Wie reportedly hit 7-iron into 10 the other day. Petterson said she “squeezed a 4-iron,” into the eighth. Wie hit an iron into 18 Friday, but a hybrid Sunday.

Our working theory favors elite-level players who bomb it, like Brittany Lincicome (2nd among LPGA tour players with an average driving distance of 273 yards), Lexi Thompson (ninth, 265), and Sei Young Kim (13th, 263).

Pettersen and Wei are 21st and 26th in distance, but those may also be deceptive numbers. Pettersen is in the final stages of dialing in a swing change with coach Butch Harmon, and Wei is coming off hip and ankle injuries.

“I feel like my ball-striking is back to where I want it,” Petterson said. “In January (the new swing) was perfect, but then you tweak yourself into old habits.”

Petterson struggled early this year, but won the Manulife Classic in June, and finished seventh in the Women’s PGA the following week.

She visited Harmon in Las Vegas last week and, “got my draw back with the driver.”

Wie played Sunday with the now-familiar brace on her left ankle and compression tape all over her lower body.

“(The injuries) have definitely been holding e back a little bit,” Wie admitted. “Because of the pain, I have had to change my swing a little bit.”

Whatever the reason, 2015 has been a struggle. Wie’s best finish of the year was 11th, and she’s made one cut since April.

“It’s definitely better than it was before,” Wie said. “I’ve had two (platelet-rich plasma injections) now, and that’s definitely pushed me forward.”

Wie had not seen L.C.C. before last week.
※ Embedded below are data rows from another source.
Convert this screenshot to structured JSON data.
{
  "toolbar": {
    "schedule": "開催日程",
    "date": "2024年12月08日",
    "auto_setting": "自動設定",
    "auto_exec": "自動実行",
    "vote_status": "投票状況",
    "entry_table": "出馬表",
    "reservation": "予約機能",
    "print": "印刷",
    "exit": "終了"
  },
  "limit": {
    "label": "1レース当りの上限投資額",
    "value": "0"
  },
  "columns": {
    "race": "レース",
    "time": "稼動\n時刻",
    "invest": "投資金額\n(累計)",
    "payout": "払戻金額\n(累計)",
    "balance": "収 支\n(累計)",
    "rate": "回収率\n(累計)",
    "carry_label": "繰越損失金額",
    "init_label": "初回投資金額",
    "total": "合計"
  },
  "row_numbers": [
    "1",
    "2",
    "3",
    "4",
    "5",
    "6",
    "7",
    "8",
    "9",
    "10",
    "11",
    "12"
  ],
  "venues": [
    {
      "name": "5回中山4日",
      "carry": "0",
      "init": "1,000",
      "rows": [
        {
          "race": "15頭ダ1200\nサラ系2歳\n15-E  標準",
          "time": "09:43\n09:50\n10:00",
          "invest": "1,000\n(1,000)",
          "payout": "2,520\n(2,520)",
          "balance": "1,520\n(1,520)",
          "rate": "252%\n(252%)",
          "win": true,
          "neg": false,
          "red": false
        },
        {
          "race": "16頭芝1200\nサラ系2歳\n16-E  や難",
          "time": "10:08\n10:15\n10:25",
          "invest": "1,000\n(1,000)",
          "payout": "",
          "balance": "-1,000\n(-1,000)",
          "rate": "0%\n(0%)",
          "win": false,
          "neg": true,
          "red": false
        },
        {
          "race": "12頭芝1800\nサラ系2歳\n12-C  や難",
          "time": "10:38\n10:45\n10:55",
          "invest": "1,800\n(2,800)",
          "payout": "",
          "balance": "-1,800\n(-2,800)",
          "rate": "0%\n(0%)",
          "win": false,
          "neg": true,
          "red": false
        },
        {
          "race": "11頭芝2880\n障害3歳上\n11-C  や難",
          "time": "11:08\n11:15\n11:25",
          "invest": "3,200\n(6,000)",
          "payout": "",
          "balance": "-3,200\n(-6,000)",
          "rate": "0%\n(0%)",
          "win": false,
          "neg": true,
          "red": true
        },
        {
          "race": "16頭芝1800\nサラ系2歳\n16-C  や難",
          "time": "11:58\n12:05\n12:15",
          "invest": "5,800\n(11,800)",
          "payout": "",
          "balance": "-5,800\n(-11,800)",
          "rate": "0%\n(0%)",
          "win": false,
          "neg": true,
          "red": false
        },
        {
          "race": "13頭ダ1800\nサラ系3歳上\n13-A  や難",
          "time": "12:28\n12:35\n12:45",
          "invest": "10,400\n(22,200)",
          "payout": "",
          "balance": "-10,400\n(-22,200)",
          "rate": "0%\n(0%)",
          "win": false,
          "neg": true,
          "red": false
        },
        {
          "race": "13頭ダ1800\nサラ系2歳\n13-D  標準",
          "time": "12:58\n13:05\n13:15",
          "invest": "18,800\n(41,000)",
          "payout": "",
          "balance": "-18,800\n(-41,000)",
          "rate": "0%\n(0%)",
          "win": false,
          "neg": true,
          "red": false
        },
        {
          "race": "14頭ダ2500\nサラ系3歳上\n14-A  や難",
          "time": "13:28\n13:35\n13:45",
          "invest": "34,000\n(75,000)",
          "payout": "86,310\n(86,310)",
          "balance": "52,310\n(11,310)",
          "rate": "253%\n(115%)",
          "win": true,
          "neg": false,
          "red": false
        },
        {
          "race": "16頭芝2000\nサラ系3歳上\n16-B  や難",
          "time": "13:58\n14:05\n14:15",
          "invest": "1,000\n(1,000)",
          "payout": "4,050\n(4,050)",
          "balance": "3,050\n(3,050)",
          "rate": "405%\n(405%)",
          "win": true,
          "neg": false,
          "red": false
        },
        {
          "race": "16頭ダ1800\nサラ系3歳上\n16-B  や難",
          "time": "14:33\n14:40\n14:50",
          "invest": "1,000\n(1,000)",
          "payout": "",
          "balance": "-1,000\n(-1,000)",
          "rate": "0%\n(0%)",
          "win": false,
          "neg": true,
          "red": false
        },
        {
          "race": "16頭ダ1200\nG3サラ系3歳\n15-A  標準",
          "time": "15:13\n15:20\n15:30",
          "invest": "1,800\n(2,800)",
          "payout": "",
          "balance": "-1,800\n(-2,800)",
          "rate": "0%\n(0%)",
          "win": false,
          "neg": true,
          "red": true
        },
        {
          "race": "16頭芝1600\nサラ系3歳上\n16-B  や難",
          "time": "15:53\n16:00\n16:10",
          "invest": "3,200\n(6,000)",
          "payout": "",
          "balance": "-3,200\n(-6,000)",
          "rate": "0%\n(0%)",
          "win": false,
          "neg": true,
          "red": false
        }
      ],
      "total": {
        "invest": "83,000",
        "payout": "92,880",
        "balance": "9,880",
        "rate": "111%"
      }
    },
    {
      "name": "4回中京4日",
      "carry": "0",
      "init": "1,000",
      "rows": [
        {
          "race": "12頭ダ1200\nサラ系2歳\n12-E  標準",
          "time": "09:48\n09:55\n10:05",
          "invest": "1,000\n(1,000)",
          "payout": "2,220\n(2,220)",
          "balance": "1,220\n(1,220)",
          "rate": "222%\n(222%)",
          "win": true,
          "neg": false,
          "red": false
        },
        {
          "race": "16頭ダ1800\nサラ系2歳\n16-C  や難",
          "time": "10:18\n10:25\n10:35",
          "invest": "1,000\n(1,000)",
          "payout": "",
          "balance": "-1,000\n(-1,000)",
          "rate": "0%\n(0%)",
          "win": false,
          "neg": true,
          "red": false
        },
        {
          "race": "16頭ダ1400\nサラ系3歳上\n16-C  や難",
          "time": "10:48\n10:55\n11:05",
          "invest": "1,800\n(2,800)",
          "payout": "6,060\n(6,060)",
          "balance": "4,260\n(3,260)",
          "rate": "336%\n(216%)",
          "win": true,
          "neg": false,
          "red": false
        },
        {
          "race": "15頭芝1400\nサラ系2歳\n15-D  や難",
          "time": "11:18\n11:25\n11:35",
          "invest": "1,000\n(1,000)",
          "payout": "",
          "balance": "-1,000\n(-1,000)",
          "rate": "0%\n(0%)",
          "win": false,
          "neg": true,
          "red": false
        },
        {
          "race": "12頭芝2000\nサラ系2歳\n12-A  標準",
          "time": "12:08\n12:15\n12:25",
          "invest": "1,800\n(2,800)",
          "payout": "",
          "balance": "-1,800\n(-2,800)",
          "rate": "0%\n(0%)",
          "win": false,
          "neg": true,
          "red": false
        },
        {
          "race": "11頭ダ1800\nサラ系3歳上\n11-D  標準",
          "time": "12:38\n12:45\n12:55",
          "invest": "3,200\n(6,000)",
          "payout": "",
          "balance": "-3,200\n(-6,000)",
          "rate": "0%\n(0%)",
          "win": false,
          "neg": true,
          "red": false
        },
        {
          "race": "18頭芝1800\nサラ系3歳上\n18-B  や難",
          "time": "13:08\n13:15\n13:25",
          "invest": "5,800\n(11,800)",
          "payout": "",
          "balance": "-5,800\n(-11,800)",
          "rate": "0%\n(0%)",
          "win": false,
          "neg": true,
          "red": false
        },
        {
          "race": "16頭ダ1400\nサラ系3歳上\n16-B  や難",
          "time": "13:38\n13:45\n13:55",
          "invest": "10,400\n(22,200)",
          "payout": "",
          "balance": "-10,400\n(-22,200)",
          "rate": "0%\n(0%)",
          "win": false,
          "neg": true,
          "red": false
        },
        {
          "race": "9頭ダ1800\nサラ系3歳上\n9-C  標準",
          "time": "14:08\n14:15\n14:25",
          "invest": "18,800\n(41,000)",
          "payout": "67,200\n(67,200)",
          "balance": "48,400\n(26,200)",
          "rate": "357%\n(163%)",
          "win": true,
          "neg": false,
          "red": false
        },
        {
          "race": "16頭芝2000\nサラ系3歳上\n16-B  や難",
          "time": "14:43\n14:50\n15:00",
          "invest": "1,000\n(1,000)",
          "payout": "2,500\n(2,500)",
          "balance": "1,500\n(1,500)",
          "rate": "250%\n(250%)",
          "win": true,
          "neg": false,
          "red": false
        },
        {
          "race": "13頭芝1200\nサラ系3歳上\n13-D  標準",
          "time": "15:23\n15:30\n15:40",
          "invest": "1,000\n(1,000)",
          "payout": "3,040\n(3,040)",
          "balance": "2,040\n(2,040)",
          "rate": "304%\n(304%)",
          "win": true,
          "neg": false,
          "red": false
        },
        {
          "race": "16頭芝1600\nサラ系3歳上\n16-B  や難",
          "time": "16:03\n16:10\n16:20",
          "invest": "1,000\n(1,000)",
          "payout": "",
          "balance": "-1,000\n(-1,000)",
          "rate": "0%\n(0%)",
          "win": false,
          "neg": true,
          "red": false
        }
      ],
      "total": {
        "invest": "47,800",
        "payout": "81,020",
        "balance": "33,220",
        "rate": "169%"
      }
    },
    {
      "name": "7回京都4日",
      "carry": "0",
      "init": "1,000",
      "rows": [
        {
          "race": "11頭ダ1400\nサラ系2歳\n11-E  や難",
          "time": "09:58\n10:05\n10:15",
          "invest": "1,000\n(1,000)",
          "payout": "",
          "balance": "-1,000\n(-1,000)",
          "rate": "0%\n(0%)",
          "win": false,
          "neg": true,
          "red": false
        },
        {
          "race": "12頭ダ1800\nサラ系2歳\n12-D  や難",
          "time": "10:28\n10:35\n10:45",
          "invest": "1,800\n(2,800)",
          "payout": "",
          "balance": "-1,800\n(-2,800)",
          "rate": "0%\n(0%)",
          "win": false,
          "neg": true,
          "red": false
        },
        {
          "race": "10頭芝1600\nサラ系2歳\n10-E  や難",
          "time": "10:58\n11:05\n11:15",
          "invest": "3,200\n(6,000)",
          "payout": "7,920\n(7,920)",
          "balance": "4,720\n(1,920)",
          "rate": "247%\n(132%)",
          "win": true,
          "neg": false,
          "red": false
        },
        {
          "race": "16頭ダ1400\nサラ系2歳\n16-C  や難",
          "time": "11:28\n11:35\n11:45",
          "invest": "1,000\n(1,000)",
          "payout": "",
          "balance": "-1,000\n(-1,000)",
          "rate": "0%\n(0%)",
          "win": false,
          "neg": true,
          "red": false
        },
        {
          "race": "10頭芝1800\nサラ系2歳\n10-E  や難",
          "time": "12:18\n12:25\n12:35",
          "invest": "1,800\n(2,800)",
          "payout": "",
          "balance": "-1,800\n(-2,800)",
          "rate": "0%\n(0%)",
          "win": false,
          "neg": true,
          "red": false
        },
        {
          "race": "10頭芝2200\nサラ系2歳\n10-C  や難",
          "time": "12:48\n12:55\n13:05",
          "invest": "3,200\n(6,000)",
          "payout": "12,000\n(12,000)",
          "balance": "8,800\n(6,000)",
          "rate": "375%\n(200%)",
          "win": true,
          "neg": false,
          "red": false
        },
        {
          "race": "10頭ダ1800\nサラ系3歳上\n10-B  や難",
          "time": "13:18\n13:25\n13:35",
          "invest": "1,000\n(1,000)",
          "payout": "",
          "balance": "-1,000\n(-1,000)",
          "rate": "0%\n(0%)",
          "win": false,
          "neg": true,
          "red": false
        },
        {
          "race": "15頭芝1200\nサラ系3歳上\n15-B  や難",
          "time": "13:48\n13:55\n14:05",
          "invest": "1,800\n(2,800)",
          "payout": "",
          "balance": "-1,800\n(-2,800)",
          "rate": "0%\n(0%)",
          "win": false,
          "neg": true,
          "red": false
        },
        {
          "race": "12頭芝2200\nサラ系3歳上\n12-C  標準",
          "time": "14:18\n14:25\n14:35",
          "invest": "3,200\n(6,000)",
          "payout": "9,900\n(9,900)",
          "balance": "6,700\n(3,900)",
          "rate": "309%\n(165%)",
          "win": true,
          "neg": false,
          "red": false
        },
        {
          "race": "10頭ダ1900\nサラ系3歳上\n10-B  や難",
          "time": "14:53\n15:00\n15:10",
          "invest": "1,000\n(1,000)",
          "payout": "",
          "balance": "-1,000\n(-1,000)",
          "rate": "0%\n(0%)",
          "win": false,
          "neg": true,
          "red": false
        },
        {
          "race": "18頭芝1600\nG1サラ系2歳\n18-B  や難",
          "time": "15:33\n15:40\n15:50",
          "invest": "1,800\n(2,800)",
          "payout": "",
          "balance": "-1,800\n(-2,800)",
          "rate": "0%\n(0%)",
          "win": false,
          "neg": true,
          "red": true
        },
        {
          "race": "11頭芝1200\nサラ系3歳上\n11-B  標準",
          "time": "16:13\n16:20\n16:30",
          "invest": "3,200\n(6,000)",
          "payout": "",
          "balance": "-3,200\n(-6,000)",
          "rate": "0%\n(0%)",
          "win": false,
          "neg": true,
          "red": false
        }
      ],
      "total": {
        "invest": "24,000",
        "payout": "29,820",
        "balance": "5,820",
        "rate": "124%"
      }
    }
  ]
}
Although she played only the back nine Sunday, she now has 45 holes in on the course since Thursday.

“I’m thankful that I came early,” she said. “Now I can take it somewhat easy the next couple days.”